- **What you will do**
Count every line of the material that holds the string "每年活动逾百次". Respond with the total only.

- **Exercise inputs**

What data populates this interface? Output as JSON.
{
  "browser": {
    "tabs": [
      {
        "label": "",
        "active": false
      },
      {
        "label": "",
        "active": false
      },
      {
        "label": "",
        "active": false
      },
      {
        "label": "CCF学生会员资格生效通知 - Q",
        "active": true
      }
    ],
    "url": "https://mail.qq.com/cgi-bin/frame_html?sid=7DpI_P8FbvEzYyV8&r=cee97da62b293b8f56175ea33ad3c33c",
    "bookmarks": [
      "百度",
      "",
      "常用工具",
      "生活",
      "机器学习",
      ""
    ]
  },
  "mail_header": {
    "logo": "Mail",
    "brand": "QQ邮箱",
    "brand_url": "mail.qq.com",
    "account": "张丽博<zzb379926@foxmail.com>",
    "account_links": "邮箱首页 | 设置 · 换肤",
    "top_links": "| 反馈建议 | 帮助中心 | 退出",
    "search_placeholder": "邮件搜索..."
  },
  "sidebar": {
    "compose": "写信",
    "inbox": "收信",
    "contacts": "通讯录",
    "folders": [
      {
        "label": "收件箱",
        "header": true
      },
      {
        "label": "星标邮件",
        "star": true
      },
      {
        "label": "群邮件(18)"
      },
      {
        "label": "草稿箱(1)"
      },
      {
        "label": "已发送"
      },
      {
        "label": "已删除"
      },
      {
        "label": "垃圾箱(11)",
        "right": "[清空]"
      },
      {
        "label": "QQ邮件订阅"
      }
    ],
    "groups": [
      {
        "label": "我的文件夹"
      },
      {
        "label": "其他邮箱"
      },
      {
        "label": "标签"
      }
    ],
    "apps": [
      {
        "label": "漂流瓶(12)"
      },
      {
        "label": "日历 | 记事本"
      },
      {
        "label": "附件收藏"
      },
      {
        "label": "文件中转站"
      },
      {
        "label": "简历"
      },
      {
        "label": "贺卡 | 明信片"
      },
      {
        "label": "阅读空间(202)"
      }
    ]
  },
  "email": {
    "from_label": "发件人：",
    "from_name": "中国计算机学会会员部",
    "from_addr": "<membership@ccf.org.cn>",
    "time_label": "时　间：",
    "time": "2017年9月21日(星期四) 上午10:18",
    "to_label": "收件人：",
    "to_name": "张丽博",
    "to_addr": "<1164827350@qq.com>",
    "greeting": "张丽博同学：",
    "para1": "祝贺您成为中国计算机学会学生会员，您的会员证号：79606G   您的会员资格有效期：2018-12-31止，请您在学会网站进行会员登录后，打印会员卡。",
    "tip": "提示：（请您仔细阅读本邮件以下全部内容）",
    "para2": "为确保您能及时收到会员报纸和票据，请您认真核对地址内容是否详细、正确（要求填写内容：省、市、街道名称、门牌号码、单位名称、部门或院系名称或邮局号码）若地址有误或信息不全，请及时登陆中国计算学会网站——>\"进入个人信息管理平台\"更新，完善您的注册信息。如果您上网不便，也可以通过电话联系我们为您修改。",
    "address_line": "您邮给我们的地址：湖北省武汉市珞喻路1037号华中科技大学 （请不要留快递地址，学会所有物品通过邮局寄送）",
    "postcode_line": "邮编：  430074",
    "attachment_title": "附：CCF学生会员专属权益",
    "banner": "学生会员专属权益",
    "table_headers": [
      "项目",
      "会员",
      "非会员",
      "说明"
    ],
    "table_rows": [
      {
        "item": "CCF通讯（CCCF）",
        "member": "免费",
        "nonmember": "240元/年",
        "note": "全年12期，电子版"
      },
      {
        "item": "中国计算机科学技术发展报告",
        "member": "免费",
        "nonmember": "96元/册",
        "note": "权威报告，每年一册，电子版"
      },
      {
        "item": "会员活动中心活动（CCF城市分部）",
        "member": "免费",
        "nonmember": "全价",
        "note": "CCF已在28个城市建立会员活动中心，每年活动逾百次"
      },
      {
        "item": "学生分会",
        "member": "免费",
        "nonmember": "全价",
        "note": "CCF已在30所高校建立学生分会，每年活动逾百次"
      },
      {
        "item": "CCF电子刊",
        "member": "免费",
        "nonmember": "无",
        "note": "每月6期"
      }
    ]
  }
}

- **Finished task**
2